***** Material for this exercise *****
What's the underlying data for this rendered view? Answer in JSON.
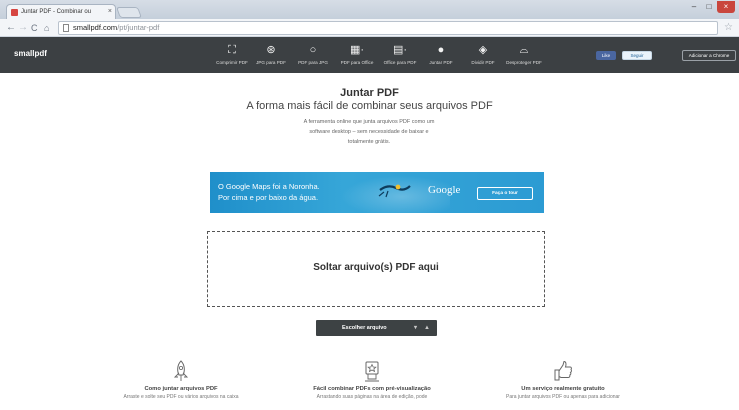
{
  "browser": {
    "tab_title": "Juntar PDF - Combinar ou",
    "tab_close": "×",
    "url_host": "smallpdf.com",
    "url_path": "/pt/juntar-pdf",
    "window_min": "–",
    "window_max": "□",
    "window_close": "×"
  },
  "site": {
    "logo": "smallpdf",
    "nav": [
      {
        "label": "Comprimir PDF",
        "icon": "compress-icon"
      },
      {
        "label": "JPG para PDF",
        "icon": "jpg-to-pdf-icon"
      },
      {
        "label": "PDF para JPG",
        "icon": "pdf-to-jpg-icon"
      },
      {
        "label": "PDF para Office",
        "icon": "pdf-to-office-icon"
      },
      {
        "label": "Office para PDF",
        "icon": "office-to-pdf-icon"
      },
      {
        "label": "Juntar PDF",
        "icon": "merge-pdf-icon"
      },
      {
        "label": "Dividir PDF",
        "icon": "split-pdf-icon"
      },
      {
        "label": "Desproteger PDF",
        "icon": "unlock-pdf-icon"
      }
    ],
    "fb_like": "Like",
    "tw_follow": "Seguir",
    "chrome_add": "Adicionar a Chrome"
  },
  "hero": {
    "title": "Juntar PDF",
    "subtitle": "A forma mais fácil de combinar seus arquivos PDF",
    "desc_line1": "A ferramenta online que junta arquivos PDF como um",
    "desc_line2": "software desktop – sem necessidade de baixar e",
    "desc_line3": "totalmente grátis."
  },
  "ad": {
    "line1": "O Google Maps foi a Noronha.",
    "line2": "Por cima e por baixo da água.",
    "brand": "Google",
    "cta": "Faça o tour"
  },
  "dropzone": {
    "text": "Soltar arquivo(s) PDF aqui"
  },
  "choose": {
    "label": "Escolher arquivo",
    "dropbox_glyph": "▾",
    "drive_glyph": "▲"
  },
  "features": [
    {
      "title": "Como juntar arquivos PDF",
      "desc": "Arraste e solte seu PDF ou vários arquivos na caixa",
      "icon": "rocket-icon"
    },
    {
      "title": "Fácil combinar PDFs com pré-visualização",
      "desc": "Arrastando suas páginas na área de edição, pode",
      "icon": "award-icon"
    },
    {
      "title": "Um serviço realmente gratuito",
      "desc": "Para juntar arquivos PDF ou apenas para adicionar",
      "icon": "thumbs-up-icon"
    }
  ]
}
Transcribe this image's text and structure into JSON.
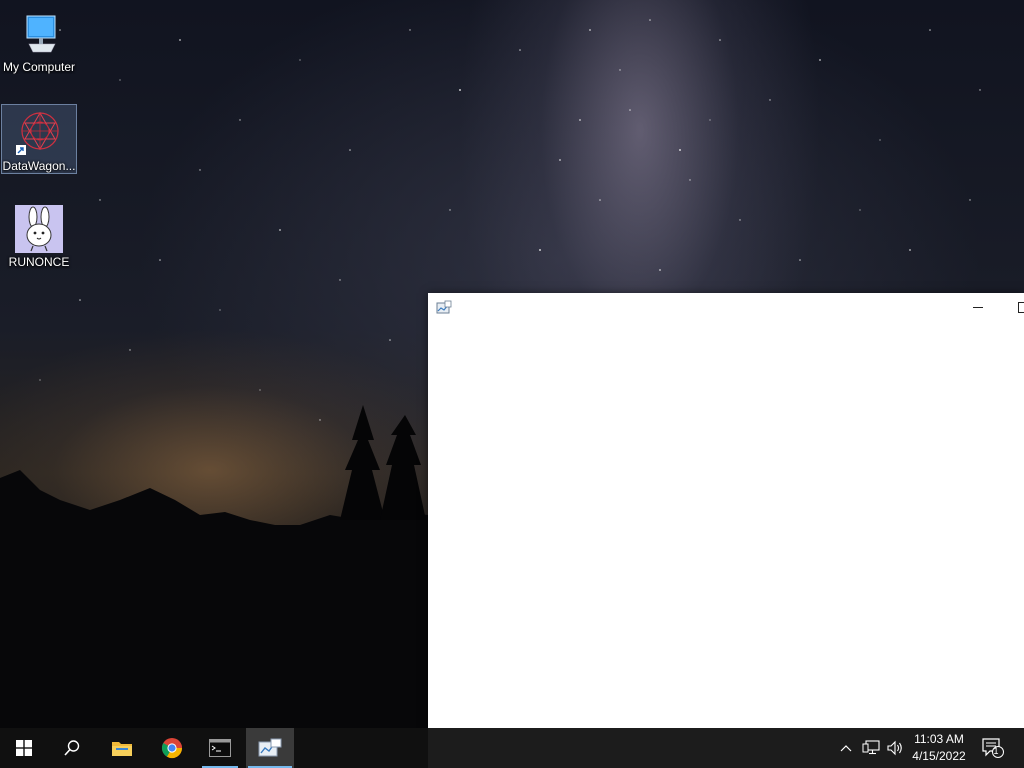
{
  "desktop": {
    "icons": [
      {
        "label": "My Computer",
        "icon": "computer-icon"
      },
      {
        "label": "DataWagon...",
        "icon": "datawagon-icon"
      },
      {
        "label": "RUNONCE",
        "icon": "bunny-icon"
      }
    ]
  },
  "window": {
    "title": "",
    "app_icon": "app-chart-icon"
  },
  "taskbar": {
    "apps": [
      {
        "name": "start",
        "icon": "windows-logo-icon"
      },
      {
        "name": "search",
        "icon": "search-icon"
      },
      {
        "name": "file-explorer",
        "icon": "folder-icon"
      },
      {
        "name": "chrome",
        "icon": "chrome-icon"
      },
      {
        "name": "terminal",
        "icon": "terminal-icon"
      },
      {
        "name": "active-app",
        "icon": "app-chart-icon"
      }
    ],
    "tray": {
      "chevron": "chevron-up-icon",
      "network": "network-icon",
      "volume": "volume-icon",
      "time": "11:03 AM",
      "date": "4/15/2022",
      "notifications_count": "1"
    }
  },
  "colors": {
    "taskbar_bg": "#1c1c1c",
    "accent": "#76b9ed",
    "window_bg": "#ffffff"
  }
}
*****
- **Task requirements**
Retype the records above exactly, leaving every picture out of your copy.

- **Answer for this exercise**
What's the underlying data for this rendered view? Answer in JSON.
{
  "browser": {
    "tab_title": "Juntar PDF - Combinar ou",
    "tab_close": "×",
    "url_host": "smallpdf.com",
    "url_path": "/pt/juntar-pdf",
    "window_min": "–",
    "window_max": "□",
    "window_close": "×"
  },
  "site": {
    "logo": "smallpdf",
    "nav": [
      {
        "label": "Comprimir PDF",
        "icon": "compress-icon"
      },
      {
        "label": "JPG para PDF",
        "icon": "jpg-to-pdf-icon"
      },
      {
        "label": "PDF para JPG",
        "icon": "pdf-to-jpg-icon"
      },
      {
        "label": "PDF para Office",
        "icon": "pdf-to-office-icon"
      },
      {
        "label": "Office para PDF",
        "icon": "office-to-pdf-icon"
      },
      {
        "label": "Juntar PDF",
        "icon": "merge-pdf-icon"
      },
      {
        "label": "Dividir PDF",
        "icon": "split-pdf-icon"
      },
      {
        "label": "Desproteger PDF",
        "icon": "unlock-pdf-icon"
      }
    ],
    "fb_like": "Like",
    "tw_follow": "Seguir",
    "chrome_add": "Adicionar a Chrome"
  },
  "hero": {
    "title": "Juntar PDF",
    "subtitle": "A forma mais fácil de combinar seus arquivos PDF",
    "desc_line1": "A ferramenta online que junta arquivos PDF como um",
    "desc_line2": "software desktop – sem necessidade de baixar e",
    "desc_line3": "totalmente grátis."
  },
  "ad": {
    "line1": "O Google Maps foi a Noronha.",
    "line2": "Por cima e por baixo da água.",
    "brand": "Google",
    "cta": "Faça o tour"
  },
  "dropzone": {
    "text": "Soltar arquivo(s) PDF aqui"
  },
  "choose": {
    "label": "Escolher arquivo",
    "dropbox_glyph": "▾",
    "drive_glyph": "▲"
  },
  "features": [
    {
      "title": "Como juntar arquivos PDF",
      "desc": "Arraste e solte seu PDF ou vários arquivos na caixa",
      "icon": "rocket-icon"
    },
    {
      "title": "Fácil combinar PDFs com pré-visualização",
      "desc": "Arrastando suas páginas na área de edição, pode",
      "icon": "award-icon"
    },
    {
      "title": "Um serviço realmente gratuito",
      "desc": "Para juntar arquivos PDF ou apenas para adicionar",
      "icon": "thumbs-up-icon"
    }
  ]
}
Transcribe this image's text and structure into JSON.
{
  "desktop": {
    "icons": [
      {
        "label": "My Computer",
        "icon": "computer-icon"
      },
      {
        "label": "DataWagon...",
        "icon": "datawagon-icon"
      },
      {
        "label": "RUNONCE",
        "icon": "bunny-icon"
      }
    ]
  },
  "window": {
    "title": "",
    "app_icon": "app-chart-icon"
  },
  "taskbar": {
    "apps": [
      {
        "name": "start",
        "icon": "windows-logo-icon"
      },
      {
        "name": "search",
        "icon": "search-icon"
      },
      {
        "name": "file-explorer",
        "icon": "folder-icon"
      },
      {
        "name": "chrome",
        "icon": "chrome-icon"
      },
      {
        "name": "terminal",
        "icon": "terminal-icon"
      },
      {
        "name": "active-app",
        "icon": "app-chart-icon"
      }
    ],
    "tray": {
      "chevron": "chevron-up-icon",
      "network": "network-icon",
      "volume": "volume-icon",
      "time": "11:03 AM",
      "date": "4/15/2022",
      "notifications_count": "1"
    }
  },
  "colors": {
    "taskbar_bg": "#1c1c1c",
    "accent": "#76b9ed",
    "window_bg": "#ffffff"
  }
}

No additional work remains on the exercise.